■ WHAT THE EXERCISE ASKS: Lines below containing the word "沙漠之鹰" should be copied out.

■ INPUT DATA:
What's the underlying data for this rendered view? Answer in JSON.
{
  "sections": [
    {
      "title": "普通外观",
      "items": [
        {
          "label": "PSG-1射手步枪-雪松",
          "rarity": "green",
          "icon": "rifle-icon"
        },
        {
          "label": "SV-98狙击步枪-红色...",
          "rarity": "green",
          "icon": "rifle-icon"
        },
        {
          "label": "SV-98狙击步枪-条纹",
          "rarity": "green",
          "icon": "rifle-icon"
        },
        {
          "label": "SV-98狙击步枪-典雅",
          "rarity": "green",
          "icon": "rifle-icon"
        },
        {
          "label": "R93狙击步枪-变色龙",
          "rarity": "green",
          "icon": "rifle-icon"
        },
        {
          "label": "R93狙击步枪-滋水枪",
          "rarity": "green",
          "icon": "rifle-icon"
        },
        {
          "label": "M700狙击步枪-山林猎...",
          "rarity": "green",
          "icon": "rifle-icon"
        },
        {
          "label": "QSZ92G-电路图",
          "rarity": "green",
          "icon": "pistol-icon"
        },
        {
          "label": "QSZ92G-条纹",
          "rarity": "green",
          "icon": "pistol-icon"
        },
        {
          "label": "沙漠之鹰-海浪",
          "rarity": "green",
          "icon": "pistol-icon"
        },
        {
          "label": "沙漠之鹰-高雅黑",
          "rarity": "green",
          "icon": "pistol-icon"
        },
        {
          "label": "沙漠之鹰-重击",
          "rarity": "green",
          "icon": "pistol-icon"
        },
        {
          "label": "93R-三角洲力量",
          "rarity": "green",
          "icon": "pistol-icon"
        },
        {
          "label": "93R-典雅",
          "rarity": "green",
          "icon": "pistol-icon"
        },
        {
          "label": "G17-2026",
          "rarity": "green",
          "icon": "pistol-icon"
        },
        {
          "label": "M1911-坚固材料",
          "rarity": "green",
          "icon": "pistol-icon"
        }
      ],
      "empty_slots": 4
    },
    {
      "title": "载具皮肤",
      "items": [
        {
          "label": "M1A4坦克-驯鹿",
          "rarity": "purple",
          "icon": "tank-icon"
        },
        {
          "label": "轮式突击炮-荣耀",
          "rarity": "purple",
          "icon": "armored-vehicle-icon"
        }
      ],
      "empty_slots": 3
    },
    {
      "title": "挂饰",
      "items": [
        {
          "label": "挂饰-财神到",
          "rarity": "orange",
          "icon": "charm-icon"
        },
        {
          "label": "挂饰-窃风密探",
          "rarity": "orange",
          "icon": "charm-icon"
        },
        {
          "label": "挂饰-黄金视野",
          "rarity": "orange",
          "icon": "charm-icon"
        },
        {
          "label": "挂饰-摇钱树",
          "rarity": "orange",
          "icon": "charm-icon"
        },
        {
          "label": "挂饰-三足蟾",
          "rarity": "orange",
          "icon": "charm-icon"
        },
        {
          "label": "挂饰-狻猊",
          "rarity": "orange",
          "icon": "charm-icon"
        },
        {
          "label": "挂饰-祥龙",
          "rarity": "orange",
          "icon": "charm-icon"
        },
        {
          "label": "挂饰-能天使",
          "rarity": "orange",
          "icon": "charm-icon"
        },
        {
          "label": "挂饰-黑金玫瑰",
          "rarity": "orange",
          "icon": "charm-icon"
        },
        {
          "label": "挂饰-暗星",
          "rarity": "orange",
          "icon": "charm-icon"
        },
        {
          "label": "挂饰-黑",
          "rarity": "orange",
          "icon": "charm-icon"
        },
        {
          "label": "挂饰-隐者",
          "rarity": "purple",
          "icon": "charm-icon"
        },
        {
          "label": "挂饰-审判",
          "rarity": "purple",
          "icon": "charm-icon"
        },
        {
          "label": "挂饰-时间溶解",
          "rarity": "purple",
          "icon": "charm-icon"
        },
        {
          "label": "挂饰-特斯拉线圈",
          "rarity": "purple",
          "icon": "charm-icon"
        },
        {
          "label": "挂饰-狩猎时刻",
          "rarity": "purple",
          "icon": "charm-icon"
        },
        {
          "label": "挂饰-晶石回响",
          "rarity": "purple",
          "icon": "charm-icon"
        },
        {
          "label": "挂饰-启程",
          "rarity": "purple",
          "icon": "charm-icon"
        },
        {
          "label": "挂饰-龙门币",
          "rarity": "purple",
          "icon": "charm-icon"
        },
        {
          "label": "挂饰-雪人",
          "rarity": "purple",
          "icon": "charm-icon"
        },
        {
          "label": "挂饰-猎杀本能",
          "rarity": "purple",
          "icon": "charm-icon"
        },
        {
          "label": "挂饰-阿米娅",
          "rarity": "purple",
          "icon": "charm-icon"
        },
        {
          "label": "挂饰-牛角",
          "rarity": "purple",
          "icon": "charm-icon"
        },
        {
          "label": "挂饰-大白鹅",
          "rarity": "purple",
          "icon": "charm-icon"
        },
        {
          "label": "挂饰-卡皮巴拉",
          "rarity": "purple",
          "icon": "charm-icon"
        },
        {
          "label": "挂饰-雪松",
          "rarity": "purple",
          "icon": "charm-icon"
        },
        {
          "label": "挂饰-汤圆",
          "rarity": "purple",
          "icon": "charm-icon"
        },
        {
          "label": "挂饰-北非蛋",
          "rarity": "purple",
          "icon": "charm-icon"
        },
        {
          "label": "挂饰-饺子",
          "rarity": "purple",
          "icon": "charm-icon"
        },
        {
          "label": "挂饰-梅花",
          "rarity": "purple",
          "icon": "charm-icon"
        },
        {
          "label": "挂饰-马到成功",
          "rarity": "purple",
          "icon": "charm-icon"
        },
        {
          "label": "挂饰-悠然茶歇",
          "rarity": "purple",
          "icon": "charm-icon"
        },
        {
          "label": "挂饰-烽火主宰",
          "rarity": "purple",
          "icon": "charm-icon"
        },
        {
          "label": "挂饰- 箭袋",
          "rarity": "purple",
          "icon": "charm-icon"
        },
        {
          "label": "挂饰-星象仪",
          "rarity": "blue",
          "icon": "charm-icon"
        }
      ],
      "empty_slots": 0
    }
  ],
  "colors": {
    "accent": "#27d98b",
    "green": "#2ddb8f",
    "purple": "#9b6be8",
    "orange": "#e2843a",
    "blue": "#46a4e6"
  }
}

■ EXERCISE ANSWER:
          "label": "沙漠之鹰-海浪",
          "label": "沙漠之鹰-高雅黑",
          "label": "沙漠之鹰-重击",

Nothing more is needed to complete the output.